▶ Action item: Only the number is needed: how many lines in the entries below contain the string "研发工程师"?

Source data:
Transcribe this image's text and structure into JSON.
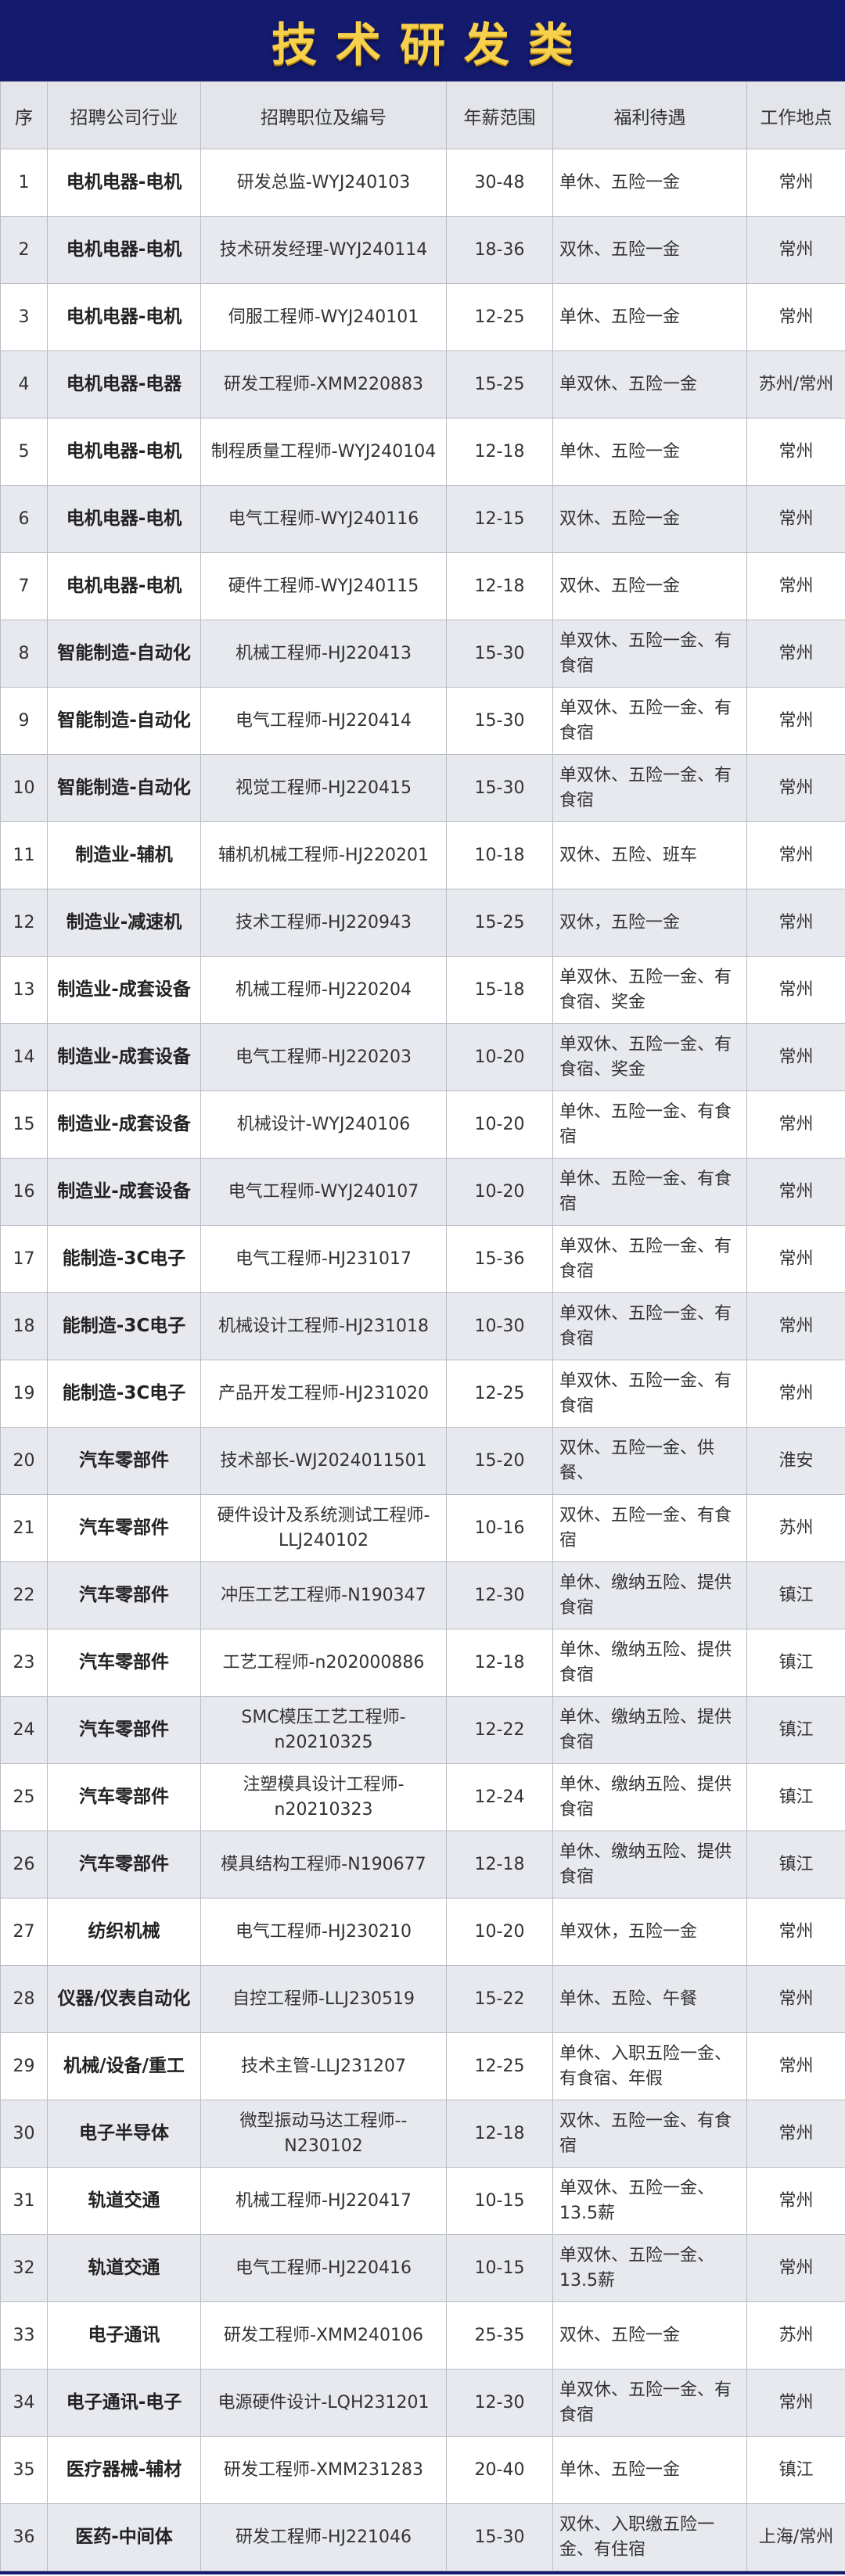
{
  "header": {
    "title": "技术研发类"
  },
  "columns": [
    "序",
    "招聘公司行业",
    "招聘职位及编号",
    "年薪范围",
    "福利待遇",
    "工作地点"
  ],
  "rows": [
    {
      "seq": "1",
      "industry": "电机电器-电机",
      "position": "研发总监-WYJ240103",
      "salary": "30-48",
      "benefit": "单休、五险一金",
      "location": "常州"
    },
    {
      "seq": "2",
      "industry": "电机电器-电机",
      "position": "技术研发经理-WYJ240114",
      "salary": "18-36",
      "benefit": "双休、五险一金",
      "location": "常州"
    },
    {
      "seq": "3",
      "industry": "电机电器-电机",
      "position": "伺服工程师-WYJ240101",
      "salary": "12-25",
      "benefit": "单休、五险一金",
      "location": "常州"
    },
    {
      "seq": "4",
      "industry": "电机电器-电器",
      "position": "研发工程师-XMM220883",
      "salary": "15-25",
      "benefit": "单双休、五险一金",
      "location": "苏州/常州"
    },
    {
      "seq": "5",
      "industry": "电机电器-电机",
      "position": "制程质量工程师-WYJ240104",
      "salary": "12-18",
      "benefit": "单休、五险一金",
      "location": "常州"
    },
    {
      "seq": "6",
      "industry": "电机电器-电机",
      "position": "电气工程师-WYJ240116",
      "salary": "12-15",
      "benefit": "双休、五险一金",
      "location": "常州"
    },
    {
      "seq": "7",
      "industry": "电机电器-电机",
      "position": "硬件工程师-WYJ240115",
      "salary": "12-18",
      "benefit": "双休、五险一金",
      "location": "常州"
    },
    {
      "seq": "8",
      "industry": "智能制造-自动化",
      "position": "机械工程师-HJ220413",
      "salary": "15-30",
      "benefit": "单双休、五险一金、有食宿",
      "location": "常州"
    },
    {
      "seq": "9",
      "industry": "智能制造-自动化",
      "position": "电气工程师-HJ220414",
      "salary": "15-30",
      "benefit": "单双休、五险一金、有食宿",
      "location": "常州"
    },
    {
      "seq": "10",
      "industry": "智能制造-自动化",
      "position": "视觉工程师-HJ220415",
      "salary": "15-30",
      "benefit": "单双休、五险一金、有食宿",
      "location": "常州"
    },
    {
      "seq": "11",
      "industry": "制造业-辅机",
      "position": "辅机机械工程师-HJ220201",
      "salary": "10-18",
      "benefit": "双休、五险、班车",
      "location": "常州"
    },
    {
      "seq": "12",
      "industry": "制造业-减速机",
      "position": "技术工程师-HJ220943",
      "salary": "15-25",
      "benefit": "双休，五险一金",
      "location": "常州"
    },
    {
      "seq": "13",
      "industry": "制造业-成套设备",
      "position": "机械工程师-HJ220204",
      "salary": "15-18",
      "benefit": "单双休、五险一金、有食宿、奖金",
      "location": "常州"
    },
    {
      "seq": "14",
      "industry": "制造业-成套设备",
      "position": "电气工程师-HJ220203",
      "salary": "10-20",
      "benefit": "单双休、五险一金、有食宿、奖金",
      "location": "常州"
    },
    {
      "seq": "15",
      "industry": "制造业-成套设备",
      "position": "机械设计-WYJ240106",
      "salary": "10-20",
      "benefit": "单休、五险一金、有食宿",
      "location": "常州"
    },
    {
      "seq": "16",
      "industry": "制造业-成套设备",
      "position": "电气工程师-WYJ240107",
      "salary": "10-20",
      "benefit": "单休、五险一金、有食宿",
      "location": "常州"
    },
    {
      "seq": "17",
      "industry": "能制造-3C电子",
      "position": "电气工程师-HJ231017",
      "salary": "15-36",
      "benefit": "单双休、五险一金、有食宿",
      "location": "常州"
    },
    {
      "seq": "18",
      "industry": "能制造-3C电子",
      "position": "机械设计工程师-HJ231018",
      "salary": "10-30",
      "benefit": "单双休、五险一金、有食宿",
      "location": "常州"
    },
    {
      "seq": "19",
      "industry": "能制造-3C电子",
      "position": "产品开发工程师-HJ231020",
      "salary": "12-25",
      "benefit": "单双休、五险一金、有食宿",
      "location": "常州"
    },
    {
      "seq": "20",
      "industry": "汽车零部件",
      "position": "技术部长-WJ2024011501",
      "salary": "15-20",
      "benefit": "双休、五险一金、供餐、",
      "location": "淮安"
    },
    {
      "seq": "21",
      "industry": "汽车零部件",
      "position": "硬件设计及系统测试工程师-LLJ240102",
      "salary": "10-16",
      "benefit": "双休、五险一金、有食宿",
      "location": "苏州"
    },
    {
      "seq": "22",
      "industry": "汽车零部件",
      "position": "冲压工艺工程师-N190347",
      "salary": "12-30",
      "benefit": "单休、缴纳五险、提供食宿",
      "location": "镇江"
    },
    {
      "seq": "23",
      "industry": "汽车零部件",
      "position": "工艺工程师-n202000886",
      "salary": "12-18",
      "benefit": "单休、缴纳五险、提供食宿",
      "location": "镇江"
    },
    {
      "seq": "24",
      "industry": "汽车零部件",
      "position": "SMC模压工艺工程师-n20210325",
      "salary": "12-22",
      "benefit": "单休、缴纳五险、提供食宿",
      "location": "镇江"
    },
    {
      "seq": "25",
      "industry": "汽车零部件",
      "position": "注塑模具设计工程师-n20210323",
      "salary": "12-24",
      "benefit": "单休、缴纳五险、提供食宿",
      "location": "镇江"
    },
    {
      "seq": "26",
      "industry": "汽车零部件",
      "position": "模具结构工程师-N190677",
      "salary": "12-18",
      "benefit": "单休、缴纳五险、提供食宿",
      "location": "镇江"
    },
    {
      "seq": "27",
      "industry": "纺织机械",
      "position": "电气工程师-HJ230210",
      "salary": "10-20",
      "benefit": "单双休，五险一金",
      "location": "常州"
    },
    {
      "seq": "28",
      "industry": "仪器/仪表自动化",
      "position": "自控工程师-LLJ230519",
      "salary": "15-22",
      "benefit": "单休、五险、午餐",
      "location": "常州"
    },
    {
      "seq": "29",
      "industry": "机械/设备/重工",
      "position": "技术主管-LLJ231207",
      "salary": "12-25",
      "benefit": "单休、入职五险一金、有食宿、年假",
      "location": "常州"
    },
    {
      "seq": "30",
      "industry": "电子半导体",
      "position": "微型振动马达工程师--N230102",
      "salary": "12-18",
      "benefit": "双休、五险一金、有食宿",
      "location": "常州"
    },
    {
      "seq": "31",
      "industry": "轨道交通",
      "position": "机械工程师-HJ220417",
      "salary": "10-15",
      "benefit": "单双休、五险一金、13.5薪",
      "location": "常州"
    },
    {
      "seq": "32",
      "industry": "轨道交通",
      "position": "电气工程师-HJ220416",
      "salary": "10-15",
      "benefit": "单双休、五险一金、13.5薪",
      "location": "常州"
    },
    {
      "seq": "33",
      "industry": "电子通讯",
      "position": "研发工程师-XMM240106",
      "salary": "25-35",
      "benefit": "双休、五险一金",
      "location": "苏州"
    },
    {
      "seq": "34",
      "industry": "电子通讯-电子",
      "position": "电源硬件设计-LQH231201",
      "salary": "12-30",
      "benefit": "单双休、五险一金、有食宿",
      "location": "常州"
    },
    {
      "seq": "35",
      "industry": "医疗器械-辅材",
      "position": "研发工程师-XMM231283",
      "salary": "20-40",
      "benefit": "单休、五险一金",
      "location": "镇江"
    },
    {
      "seq": "36",
      "industry": "医药-中间体",
      "position": "研发工程师-HJ221046",
      "salary": "15-30",
      "benefit": "双休、入职缴五险一金、有住宿",
      "location": "上海/常州"
    }
  ]
}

▶ Result: 4